Exercise aim —
The required answer is each line in the entries below where "Opportunity" occurs.

Dataset excerpts —
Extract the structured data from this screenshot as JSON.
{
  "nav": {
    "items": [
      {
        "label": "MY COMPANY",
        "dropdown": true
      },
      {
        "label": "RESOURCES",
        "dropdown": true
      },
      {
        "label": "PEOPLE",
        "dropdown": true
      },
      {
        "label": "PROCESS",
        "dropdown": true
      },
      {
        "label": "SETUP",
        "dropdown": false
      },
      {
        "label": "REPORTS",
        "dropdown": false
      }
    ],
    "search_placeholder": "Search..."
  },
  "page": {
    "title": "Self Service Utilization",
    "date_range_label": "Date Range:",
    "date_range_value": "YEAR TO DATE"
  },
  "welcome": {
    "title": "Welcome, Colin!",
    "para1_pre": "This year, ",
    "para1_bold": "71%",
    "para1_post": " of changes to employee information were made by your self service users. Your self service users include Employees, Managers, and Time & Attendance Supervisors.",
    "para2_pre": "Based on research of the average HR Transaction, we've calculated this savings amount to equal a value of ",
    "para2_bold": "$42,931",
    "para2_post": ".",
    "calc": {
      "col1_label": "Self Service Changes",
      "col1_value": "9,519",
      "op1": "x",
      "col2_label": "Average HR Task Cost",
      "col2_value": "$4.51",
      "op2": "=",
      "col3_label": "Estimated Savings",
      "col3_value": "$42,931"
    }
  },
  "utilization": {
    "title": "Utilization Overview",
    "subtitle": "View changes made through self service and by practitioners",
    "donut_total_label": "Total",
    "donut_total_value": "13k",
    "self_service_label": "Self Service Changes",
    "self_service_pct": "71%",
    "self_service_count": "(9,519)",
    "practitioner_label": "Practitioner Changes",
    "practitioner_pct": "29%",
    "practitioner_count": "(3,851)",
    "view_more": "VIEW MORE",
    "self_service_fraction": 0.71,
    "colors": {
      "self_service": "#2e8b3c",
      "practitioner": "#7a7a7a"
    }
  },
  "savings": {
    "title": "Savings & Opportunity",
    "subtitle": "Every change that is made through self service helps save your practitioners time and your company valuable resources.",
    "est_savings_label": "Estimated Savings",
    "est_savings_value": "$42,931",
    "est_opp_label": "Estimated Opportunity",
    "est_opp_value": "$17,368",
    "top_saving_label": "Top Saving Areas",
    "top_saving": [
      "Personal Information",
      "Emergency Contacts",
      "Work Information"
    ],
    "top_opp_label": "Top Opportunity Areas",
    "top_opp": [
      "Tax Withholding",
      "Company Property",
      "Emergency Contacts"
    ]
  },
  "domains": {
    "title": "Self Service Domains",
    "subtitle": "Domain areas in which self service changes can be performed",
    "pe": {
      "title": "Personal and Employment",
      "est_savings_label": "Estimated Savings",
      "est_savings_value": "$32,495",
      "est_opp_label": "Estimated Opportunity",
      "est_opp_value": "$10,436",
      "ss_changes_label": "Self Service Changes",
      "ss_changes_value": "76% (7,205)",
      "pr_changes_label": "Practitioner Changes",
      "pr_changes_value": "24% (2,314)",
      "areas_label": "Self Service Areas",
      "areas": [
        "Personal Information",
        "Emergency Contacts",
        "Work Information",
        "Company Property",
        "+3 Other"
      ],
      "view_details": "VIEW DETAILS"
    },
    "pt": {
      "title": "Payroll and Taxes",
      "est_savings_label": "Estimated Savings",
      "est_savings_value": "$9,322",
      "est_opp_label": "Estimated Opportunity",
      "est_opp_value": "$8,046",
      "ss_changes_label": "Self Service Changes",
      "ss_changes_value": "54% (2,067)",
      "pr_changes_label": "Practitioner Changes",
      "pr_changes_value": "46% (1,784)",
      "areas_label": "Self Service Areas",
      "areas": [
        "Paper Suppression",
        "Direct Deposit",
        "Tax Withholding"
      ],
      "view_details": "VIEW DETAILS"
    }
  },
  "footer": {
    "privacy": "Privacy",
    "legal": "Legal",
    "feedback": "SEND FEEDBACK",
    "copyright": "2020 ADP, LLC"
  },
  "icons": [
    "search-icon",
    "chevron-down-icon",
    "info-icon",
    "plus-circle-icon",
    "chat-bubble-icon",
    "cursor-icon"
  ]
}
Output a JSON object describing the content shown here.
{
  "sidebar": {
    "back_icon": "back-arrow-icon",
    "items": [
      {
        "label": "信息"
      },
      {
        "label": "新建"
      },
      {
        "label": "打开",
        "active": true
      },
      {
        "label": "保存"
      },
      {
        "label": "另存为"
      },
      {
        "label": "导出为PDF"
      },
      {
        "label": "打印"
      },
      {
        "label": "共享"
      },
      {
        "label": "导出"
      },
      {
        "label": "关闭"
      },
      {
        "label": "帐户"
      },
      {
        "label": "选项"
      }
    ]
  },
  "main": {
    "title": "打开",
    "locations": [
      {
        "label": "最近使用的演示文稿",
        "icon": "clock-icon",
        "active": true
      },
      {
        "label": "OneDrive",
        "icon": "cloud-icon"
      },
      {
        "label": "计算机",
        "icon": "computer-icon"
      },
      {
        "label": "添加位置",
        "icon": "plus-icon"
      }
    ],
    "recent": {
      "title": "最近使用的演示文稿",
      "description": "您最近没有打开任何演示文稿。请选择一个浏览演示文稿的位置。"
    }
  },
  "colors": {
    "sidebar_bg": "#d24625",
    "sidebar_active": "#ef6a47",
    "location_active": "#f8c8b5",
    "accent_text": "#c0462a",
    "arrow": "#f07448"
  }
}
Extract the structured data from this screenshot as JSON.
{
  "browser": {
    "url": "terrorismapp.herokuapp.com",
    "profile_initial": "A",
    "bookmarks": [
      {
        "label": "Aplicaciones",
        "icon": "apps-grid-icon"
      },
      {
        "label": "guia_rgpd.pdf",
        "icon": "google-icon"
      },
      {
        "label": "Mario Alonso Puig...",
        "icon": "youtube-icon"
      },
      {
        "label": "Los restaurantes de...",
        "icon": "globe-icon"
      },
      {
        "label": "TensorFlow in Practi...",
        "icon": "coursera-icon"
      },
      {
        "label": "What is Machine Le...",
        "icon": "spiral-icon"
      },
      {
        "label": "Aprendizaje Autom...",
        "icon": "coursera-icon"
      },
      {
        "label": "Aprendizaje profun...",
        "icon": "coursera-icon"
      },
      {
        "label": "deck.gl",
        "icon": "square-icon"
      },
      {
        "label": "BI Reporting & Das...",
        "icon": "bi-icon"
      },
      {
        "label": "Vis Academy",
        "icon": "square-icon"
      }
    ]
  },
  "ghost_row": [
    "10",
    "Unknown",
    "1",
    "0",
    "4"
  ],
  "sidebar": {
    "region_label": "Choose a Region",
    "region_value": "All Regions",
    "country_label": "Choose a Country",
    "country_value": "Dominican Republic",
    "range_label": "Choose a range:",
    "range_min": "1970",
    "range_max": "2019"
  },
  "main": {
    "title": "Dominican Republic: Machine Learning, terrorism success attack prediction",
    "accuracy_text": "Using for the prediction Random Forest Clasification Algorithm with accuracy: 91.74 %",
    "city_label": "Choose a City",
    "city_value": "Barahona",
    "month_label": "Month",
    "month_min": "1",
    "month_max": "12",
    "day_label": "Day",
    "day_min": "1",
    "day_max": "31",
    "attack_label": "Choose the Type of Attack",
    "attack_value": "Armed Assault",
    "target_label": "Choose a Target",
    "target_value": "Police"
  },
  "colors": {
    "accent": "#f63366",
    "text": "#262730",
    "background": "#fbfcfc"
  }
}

Your response —
    "title": "Savings & Opportunity",
    "est_opp_label": "Estimated Opportunity",
    "top_opp_label": "Top Opportunity Areas",
      "est_opp_label": "Estimated Opportunity",
      "est_opp_label": "Estimated Opportunity",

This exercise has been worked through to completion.